Singer Johnny Mathis and the Craig Hundley Trio performed at the Long Center at the University of Scranton.
Two-thousand people attended the Tuesday night concert, including special guests of the university. The school treated 15 campers from the Youth Forestry Camp, a state institution for juvenile delinquents at Hickory Run State Park, to the show. James Moore handled the arrangements for the campers on behalf of the university’s student government.
Prior to his performance, Mathis told Scranton Times Entertainment Editor Sid Benjamin that he was excited to be back in the city and performing at the Long Center.
“Boy, was I delighted to see this place,” Mathis said. “When I was in Scranton three years ago, it was awful rough singing in that hall (the Catholic Youth Center). I sang so hard I got hoarse.”
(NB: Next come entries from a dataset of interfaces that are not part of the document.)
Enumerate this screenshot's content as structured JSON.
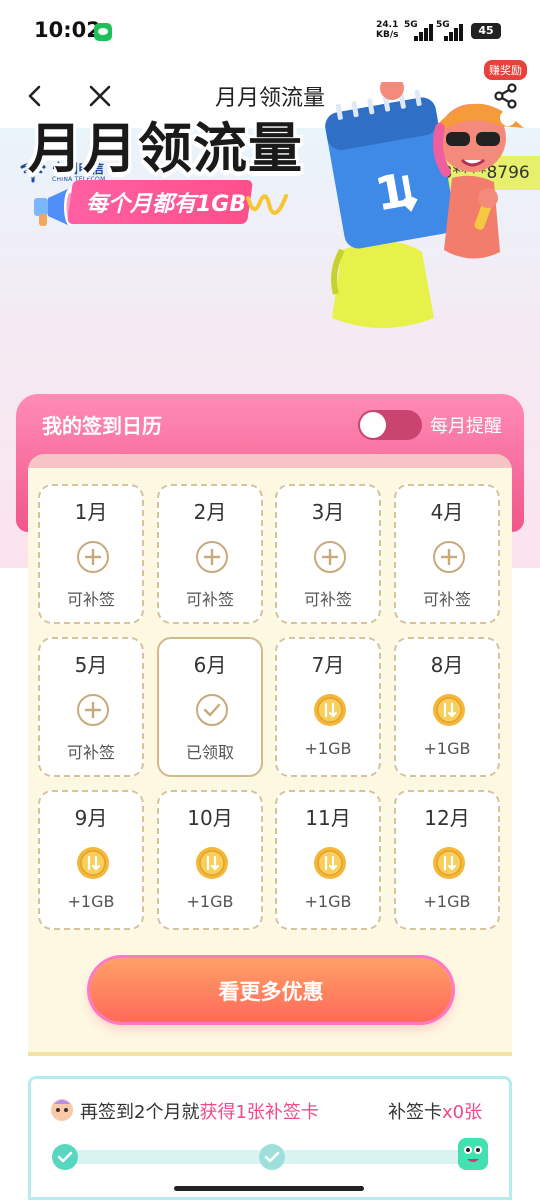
{
  "status": {
    "time": "10:02",
    "net_speed": "24.1",
    "net_unit": "KB/s",
    "sig1": "5G",
    "sig2": "5G",
    "battery": "45"
  },
  "nav": {
    "title": "月月领流量",
    "reward_badge": "赚奖励"
  },
  "hero": {
    "logo_cn": "中国电信",
    "logo_en": "CHINA TELECOM",
    "phone": "173****8796",
    "title": "月月领流量",
    "subtitle": "每个月都有1GB"
  },
  "calendar": {
    "title": "我的签到日历",
    "remind_label": "每月提醒",
    "remind_on": false,
    "months": [
      {
        "month": "1月",
        "status": "可补签",
        "state": "makeup"
      },
      {
        "month": "2月",
        "status": "可补签",
        "state": "makeup"
      },
      {
        "month": "3月",
        "status": "可补签",
        "state": "makeup"
      },
      {
        "month": "4月",
        "status": "可补签",
        "state": "makeup"
      },
      {
        "month": "5月",
        "status": "可补签",
        "state": "makeup"
      },
      {
        "month": "6月",
        "status": "已领取",
        "state": "claimed"
      },
      {
        "month": "7月",
        "status": "+1GB",
        "state": "reward"
      },
      {
        "month": "8月",
        "status": "+1GB",
        "state": "reward"
      },
      {
        "month": "9月",
        "status": "+1GB",
        "state": "reward"
      },
      {
        "month": "10月",
        "status": "+1GB",
        "state": "reward"
      },
      {
        "month": "11月",
        "status": "+1GB",
        "state": "reward"
      },
      {
        "month": "12月",
        "status": "+1GB",
        "state": "reward"
      }
    ],
    "button_label": "看更多优惠"
  },
  "progress": {
    "text_prefix": "再签到2个月就",
    "text_highlight": "获得1张补签卡",
    "card_label": "补签卡",
    "card_count": "x0张"
  },
  "colors": {
    "accent_pink": "#f04a8a",
    "phone_bg": "#e6f06a",
    "gold": "#f3b73a"
  }
}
Mathis was referencing his Feb. 9, 1966, performance at the CYC. He had arrived in Scranton the night before, the same evening the city was celebrating its 100th birthday at the Jermyn Motor Inn. Hearing that Mathis was in town, the celebration’s organizer dispatched Scranton Patrolman Earl Kugler to find the singer and ask if he would make a brief appearance at the dinner. Kugler found Mathis at a restaurant in the city, but the appearance did not happen. The scheduled speaker for the dinner, meanwhile, was U.S. Sen. Edward “Ted” Kennedy.
Benjamin then asked how the current tour was going for Mathis.
“Well, let’s say I’ve learned to live with it,” Mathis replied. “What I try to do is work one week and then take two weeks off. I’ve just returned from skiing in Switzerland. Before that, I was in Mexico. Then along came income tax times, and I decided a short tour wouldn’t be a bad idea.”
Mathis said he didn’t want to give people the wrong idea about why he scheduled a performance in Scranton.
“I was just kidding about the income tax,” he added. “Actually, I’ve wanted to get back here. ”
Benjamin finished the interview by asking Mathis about his setlist for the show, wondering whether it was “just an accident or is it by design that there are no protest songs in your repertoire?” Mathis laughed.
“Protest songs? I have nothing to protest,” he said. “I’m very happy with things the way they are.”
Brian Fulton has been the librarian at The Times-Tribune for the past 15 years. On his blog, Historically Hip, he writes about the great concerts, plays/musicals and celebrity happenings that have taken place throughout NEPA. He is also the co-host of the local history podcast, Historically Hip. He competed and was crowned grand champion on an episode of NPR quiz show “Ask Me Another.” Contact: email@example.com; 570-348-9140; or @TTPagesPast